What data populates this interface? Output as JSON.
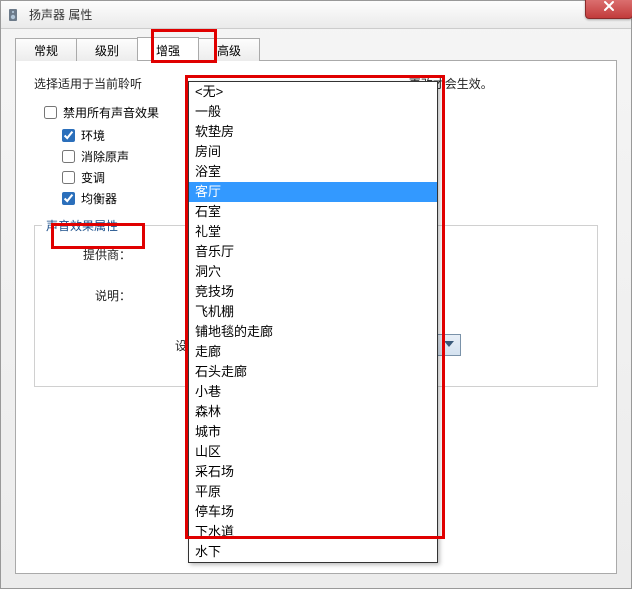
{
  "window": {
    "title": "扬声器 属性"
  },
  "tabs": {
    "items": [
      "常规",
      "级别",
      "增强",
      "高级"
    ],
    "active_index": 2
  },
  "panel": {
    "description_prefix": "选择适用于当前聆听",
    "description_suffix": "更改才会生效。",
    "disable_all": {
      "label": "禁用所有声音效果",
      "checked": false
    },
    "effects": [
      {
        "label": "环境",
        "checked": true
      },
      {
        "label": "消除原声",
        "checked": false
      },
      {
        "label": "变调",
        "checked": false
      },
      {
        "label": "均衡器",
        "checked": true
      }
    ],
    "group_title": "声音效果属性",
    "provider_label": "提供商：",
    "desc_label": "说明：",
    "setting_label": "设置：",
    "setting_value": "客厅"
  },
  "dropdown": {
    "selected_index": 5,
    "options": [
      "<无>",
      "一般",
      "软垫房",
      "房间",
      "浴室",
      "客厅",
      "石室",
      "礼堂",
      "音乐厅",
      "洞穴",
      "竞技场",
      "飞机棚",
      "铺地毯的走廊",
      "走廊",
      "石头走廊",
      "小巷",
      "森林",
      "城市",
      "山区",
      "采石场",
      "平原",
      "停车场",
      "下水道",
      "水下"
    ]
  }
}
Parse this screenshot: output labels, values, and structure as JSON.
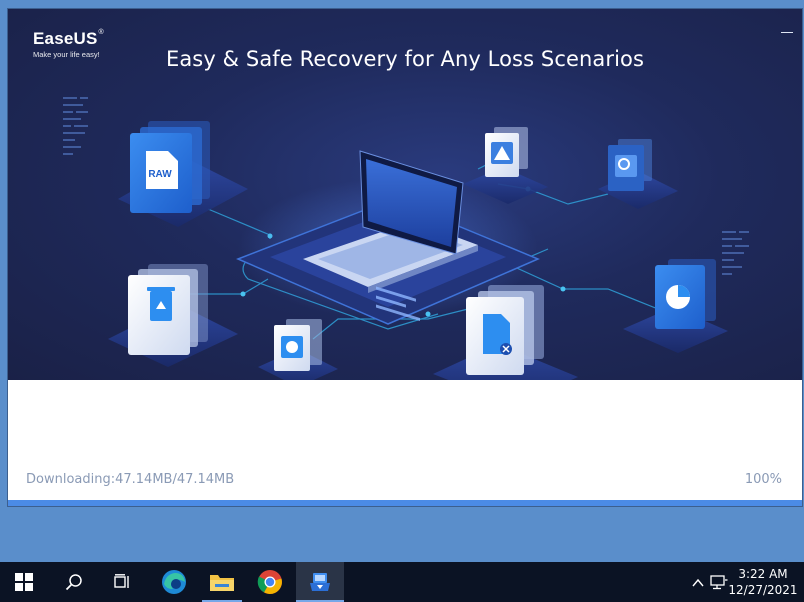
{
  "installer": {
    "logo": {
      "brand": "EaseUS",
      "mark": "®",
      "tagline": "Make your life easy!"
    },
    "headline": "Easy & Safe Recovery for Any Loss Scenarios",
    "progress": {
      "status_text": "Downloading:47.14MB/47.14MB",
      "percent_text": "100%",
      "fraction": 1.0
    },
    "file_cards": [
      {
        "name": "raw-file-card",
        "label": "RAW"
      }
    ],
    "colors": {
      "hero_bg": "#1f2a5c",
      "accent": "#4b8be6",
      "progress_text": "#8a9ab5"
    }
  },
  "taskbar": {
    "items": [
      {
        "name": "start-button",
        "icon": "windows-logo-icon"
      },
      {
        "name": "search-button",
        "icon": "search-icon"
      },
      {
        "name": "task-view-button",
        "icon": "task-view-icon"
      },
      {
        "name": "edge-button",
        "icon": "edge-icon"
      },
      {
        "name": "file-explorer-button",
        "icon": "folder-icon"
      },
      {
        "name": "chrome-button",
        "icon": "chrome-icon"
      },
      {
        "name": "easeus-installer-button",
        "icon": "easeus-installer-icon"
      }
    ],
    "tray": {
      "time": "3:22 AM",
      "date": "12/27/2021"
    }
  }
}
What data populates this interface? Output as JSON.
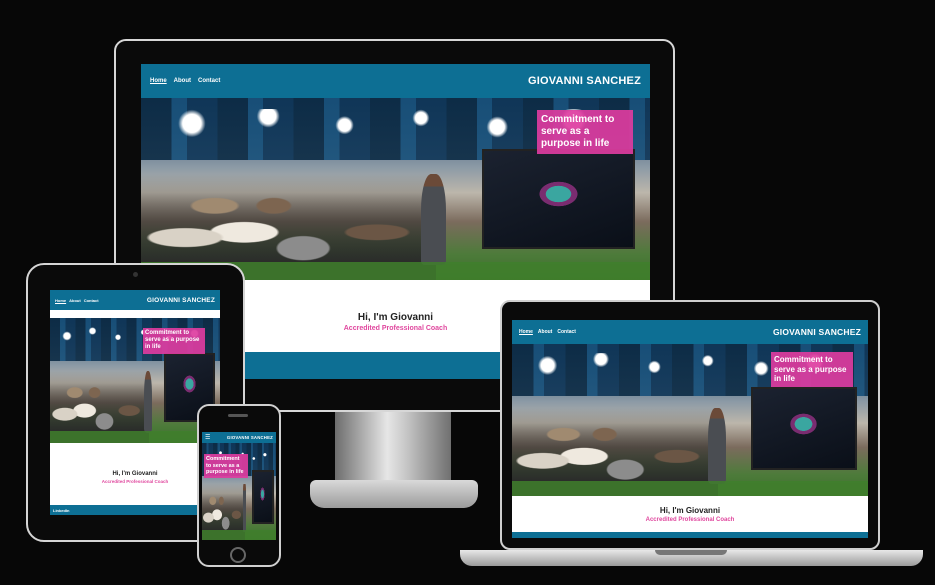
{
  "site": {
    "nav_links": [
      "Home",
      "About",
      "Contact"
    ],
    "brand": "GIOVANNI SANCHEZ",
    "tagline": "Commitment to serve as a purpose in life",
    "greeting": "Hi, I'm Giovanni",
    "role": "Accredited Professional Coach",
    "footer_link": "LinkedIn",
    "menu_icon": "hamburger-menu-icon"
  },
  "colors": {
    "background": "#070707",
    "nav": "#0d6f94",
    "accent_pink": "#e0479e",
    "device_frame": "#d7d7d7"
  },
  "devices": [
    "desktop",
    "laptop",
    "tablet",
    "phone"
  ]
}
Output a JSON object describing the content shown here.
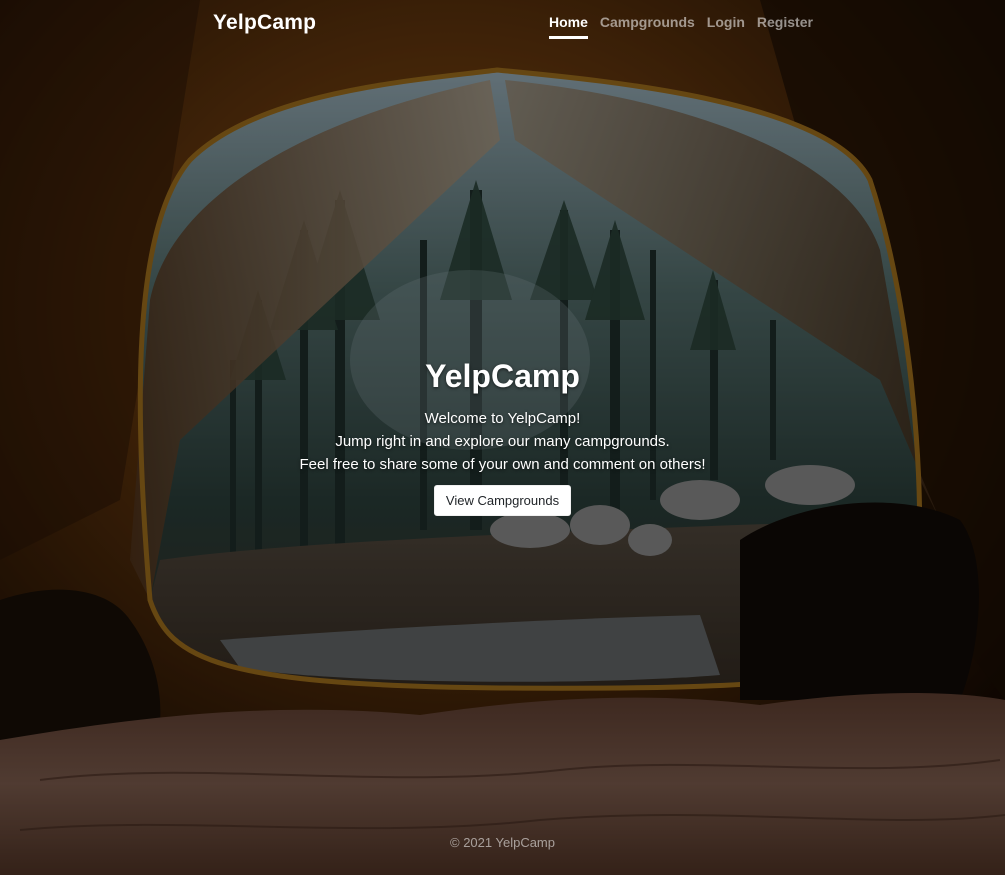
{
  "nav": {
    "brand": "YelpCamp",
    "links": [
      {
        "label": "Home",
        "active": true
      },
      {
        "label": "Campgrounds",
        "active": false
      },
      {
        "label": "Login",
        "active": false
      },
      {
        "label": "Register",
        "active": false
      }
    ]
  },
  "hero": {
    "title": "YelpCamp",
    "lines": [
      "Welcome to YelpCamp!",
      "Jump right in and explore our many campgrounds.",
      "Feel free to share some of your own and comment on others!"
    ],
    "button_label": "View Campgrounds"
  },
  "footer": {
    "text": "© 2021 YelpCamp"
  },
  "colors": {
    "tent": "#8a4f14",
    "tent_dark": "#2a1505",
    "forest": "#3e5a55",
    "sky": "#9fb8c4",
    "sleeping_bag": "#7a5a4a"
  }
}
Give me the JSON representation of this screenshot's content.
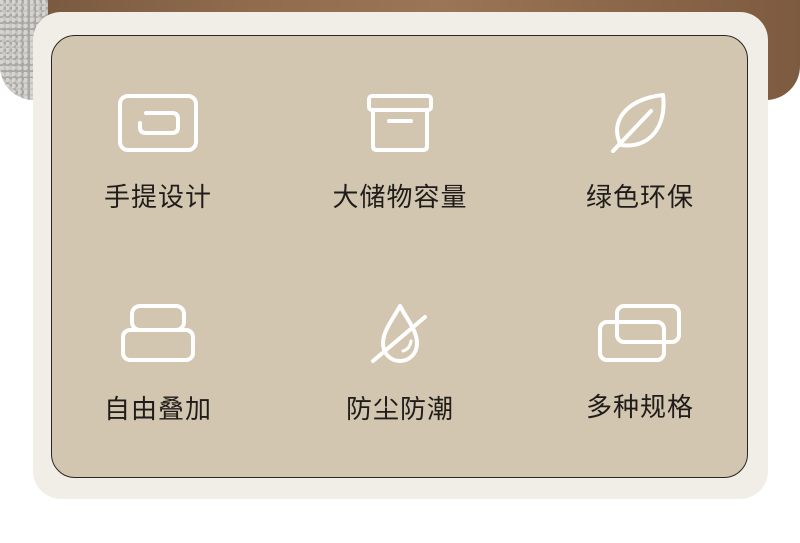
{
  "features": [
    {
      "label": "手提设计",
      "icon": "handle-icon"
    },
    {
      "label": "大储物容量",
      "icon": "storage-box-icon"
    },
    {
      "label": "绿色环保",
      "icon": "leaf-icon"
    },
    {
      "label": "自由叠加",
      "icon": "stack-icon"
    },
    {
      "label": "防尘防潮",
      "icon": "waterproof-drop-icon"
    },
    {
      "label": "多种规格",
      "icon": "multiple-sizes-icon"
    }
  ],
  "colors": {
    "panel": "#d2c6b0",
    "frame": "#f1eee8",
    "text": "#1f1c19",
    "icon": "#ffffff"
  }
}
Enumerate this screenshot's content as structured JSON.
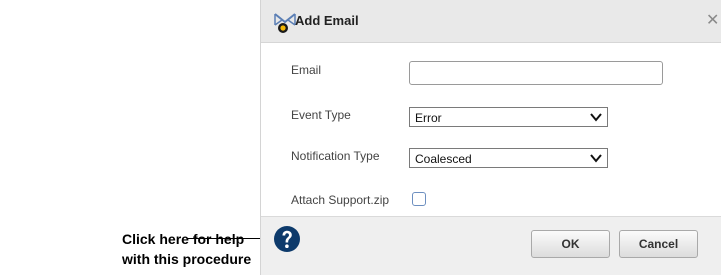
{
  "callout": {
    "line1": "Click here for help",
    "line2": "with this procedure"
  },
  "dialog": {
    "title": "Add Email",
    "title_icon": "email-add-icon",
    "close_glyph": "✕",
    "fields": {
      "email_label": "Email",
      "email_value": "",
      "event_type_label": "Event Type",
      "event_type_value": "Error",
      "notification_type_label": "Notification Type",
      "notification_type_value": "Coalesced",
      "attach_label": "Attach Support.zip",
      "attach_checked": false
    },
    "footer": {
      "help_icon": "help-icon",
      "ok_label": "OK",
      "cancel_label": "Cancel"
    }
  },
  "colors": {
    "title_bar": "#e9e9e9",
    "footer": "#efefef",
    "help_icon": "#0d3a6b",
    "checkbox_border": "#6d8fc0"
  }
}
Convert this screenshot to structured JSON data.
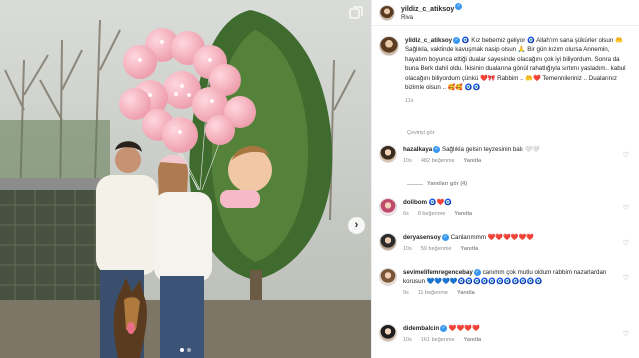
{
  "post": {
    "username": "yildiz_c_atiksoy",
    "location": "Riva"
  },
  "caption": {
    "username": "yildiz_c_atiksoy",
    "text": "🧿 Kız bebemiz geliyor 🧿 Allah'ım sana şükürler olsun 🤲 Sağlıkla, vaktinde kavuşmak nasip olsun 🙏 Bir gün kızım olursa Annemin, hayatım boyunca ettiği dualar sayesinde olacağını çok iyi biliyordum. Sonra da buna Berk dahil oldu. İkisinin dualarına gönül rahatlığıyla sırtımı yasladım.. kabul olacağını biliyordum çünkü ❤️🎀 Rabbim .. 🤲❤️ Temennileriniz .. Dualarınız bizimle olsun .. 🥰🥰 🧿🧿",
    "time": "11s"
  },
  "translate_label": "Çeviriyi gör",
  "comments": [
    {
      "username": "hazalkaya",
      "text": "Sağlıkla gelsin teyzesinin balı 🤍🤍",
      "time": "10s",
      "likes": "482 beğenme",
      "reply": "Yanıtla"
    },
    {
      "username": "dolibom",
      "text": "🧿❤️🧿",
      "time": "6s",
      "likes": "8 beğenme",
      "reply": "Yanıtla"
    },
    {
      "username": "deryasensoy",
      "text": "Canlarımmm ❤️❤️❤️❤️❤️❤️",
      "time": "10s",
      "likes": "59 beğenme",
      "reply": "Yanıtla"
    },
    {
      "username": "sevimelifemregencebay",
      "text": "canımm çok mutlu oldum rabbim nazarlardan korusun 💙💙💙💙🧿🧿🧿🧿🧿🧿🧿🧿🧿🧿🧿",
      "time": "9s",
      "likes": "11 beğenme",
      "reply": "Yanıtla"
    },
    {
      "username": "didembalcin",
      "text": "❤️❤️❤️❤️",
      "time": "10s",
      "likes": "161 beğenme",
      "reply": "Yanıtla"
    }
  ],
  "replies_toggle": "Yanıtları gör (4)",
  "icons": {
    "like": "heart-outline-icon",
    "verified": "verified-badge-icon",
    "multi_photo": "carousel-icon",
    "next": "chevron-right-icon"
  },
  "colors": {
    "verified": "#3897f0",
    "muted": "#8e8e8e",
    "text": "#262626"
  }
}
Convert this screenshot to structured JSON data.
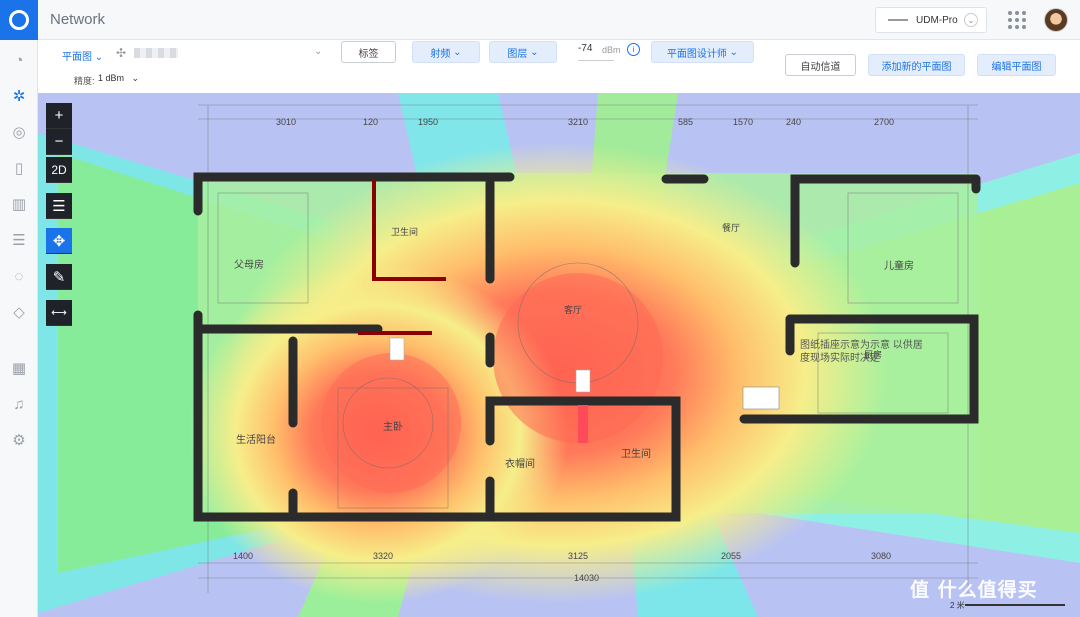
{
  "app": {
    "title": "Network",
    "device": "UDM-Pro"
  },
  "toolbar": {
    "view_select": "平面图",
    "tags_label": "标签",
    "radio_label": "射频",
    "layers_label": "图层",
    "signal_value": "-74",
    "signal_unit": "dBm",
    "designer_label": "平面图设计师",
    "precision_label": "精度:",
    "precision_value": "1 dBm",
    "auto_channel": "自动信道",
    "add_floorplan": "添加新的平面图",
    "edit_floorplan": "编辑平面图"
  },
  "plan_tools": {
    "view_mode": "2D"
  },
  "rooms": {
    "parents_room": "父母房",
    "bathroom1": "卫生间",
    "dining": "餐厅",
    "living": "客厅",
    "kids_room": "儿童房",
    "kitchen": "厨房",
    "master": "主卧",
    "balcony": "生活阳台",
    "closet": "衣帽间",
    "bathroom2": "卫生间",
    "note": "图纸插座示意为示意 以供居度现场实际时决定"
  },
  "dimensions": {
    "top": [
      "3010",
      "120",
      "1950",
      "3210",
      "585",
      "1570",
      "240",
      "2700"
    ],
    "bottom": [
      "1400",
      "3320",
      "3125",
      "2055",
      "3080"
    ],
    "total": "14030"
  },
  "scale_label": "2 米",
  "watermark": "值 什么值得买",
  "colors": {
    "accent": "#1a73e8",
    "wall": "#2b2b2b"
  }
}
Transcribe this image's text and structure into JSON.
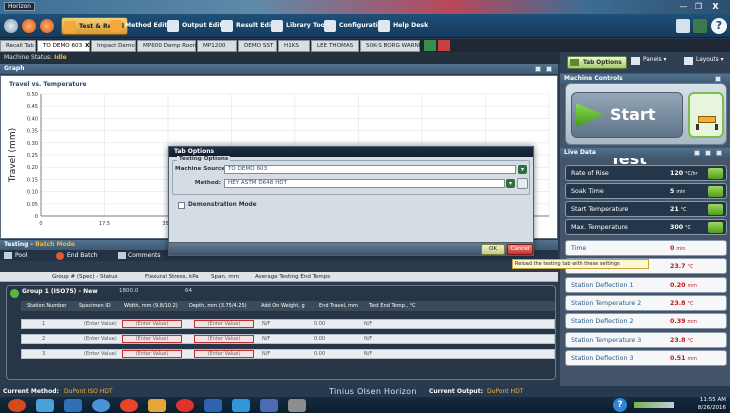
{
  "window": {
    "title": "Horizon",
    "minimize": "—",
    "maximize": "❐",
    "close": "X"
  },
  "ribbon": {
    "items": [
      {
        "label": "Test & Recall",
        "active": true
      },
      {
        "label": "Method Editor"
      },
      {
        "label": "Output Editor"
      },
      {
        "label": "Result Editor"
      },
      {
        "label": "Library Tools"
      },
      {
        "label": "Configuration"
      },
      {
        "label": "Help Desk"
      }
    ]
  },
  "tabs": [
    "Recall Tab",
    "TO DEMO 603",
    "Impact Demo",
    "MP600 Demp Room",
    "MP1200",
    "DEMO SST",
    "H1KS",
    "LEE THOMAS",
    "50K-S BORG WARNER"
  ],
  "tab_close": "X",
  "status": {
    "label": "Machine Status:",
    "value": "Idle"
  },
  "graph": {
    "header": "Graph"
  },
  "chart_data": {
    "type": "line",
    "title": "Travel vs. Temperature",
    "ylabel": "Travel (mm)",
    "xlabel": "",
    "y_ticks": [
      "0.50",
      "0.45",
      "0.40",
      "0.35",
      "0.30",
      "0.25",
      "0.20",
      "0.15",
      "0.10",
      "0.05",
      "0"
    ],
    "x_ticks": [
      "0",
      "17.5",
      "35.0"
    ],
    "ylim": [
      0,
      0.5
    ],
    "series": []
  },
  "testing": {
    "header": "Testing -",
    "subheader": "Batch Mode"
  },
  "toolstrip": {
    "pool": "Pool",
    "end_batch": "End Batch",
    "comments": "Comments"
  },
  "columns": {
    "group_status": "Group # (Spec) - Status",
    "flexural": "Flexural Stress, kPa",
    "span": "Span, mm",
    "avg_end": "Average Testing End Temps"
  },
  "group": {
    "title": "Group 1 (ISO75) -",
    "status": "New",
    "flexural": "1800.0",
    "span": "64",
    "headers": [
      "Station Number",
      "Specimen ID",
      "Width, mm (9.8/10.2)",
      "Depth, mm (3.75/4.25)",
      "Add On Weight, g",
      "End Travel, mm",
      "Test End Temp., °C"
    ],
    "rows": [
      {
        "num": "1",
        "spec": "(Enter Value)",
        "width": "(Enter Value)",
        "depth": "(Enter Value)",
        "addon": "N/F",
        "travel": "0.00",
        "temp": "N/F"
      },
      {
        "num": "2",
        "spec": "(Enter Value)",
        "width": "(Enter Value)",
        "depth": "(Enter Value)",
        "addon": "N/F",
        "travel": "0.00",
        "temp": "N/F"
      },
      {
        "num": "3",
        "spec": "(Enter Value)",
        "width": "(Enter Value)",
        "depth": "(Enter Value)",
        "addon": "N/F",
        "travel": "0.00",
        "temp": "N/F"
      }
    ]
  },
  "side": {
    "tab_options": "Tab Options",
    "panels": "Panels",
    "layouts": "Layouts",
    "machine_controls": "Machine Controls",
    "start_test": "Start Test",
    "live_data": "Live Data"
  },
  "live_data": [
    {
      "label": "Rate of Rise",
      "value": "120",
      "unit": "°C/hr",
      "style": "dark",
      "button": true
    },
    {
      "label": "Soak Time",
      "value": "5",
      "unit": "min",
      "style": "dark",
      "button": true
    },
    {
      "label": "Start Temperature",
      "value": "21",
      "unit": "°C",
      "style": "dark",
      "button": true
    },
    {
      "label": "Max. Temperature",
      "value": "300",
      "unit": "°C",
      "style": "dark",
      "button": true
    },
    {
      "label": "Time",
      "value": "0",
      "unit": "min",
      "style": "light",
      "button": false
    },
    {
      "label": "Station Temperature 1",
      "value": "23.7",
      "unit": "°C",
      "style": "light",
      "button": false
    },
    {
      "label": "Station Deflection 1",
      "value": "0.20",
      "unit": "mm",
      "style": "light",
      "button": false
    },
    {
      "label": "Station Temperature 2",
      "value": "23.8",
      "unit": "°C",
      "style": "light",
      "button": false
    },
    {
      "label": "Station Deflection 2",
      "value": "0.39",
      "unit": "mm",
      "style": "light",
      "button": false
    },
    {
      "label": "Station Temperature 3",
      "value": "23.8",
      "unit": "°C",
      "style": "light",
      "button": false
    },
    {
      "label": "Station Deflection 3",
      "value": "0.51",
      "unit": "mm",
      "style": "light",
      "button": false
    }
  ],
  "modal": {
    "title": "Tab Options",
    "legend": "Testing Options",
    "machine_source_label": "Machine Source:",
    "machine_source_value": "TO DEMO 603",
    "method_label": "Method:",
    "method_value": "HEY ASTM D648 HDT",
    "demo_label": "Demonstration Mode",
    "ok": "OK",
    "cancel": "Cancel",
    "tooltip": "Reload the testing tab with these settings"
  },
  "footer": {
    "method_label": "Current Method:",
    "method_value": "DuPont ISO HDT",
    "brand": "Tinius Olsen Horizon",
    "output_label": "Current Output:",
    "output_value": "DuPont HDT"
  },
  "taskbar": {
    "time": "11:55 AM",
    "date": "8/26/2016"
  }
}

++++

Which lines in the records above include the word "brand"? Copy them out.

      "brand": "EaseUS",
    "brand": "GIOVANNI SANCHEZ",
    "brand": "YelpCamp",
    "brand": "Tinius Olsen Horizon",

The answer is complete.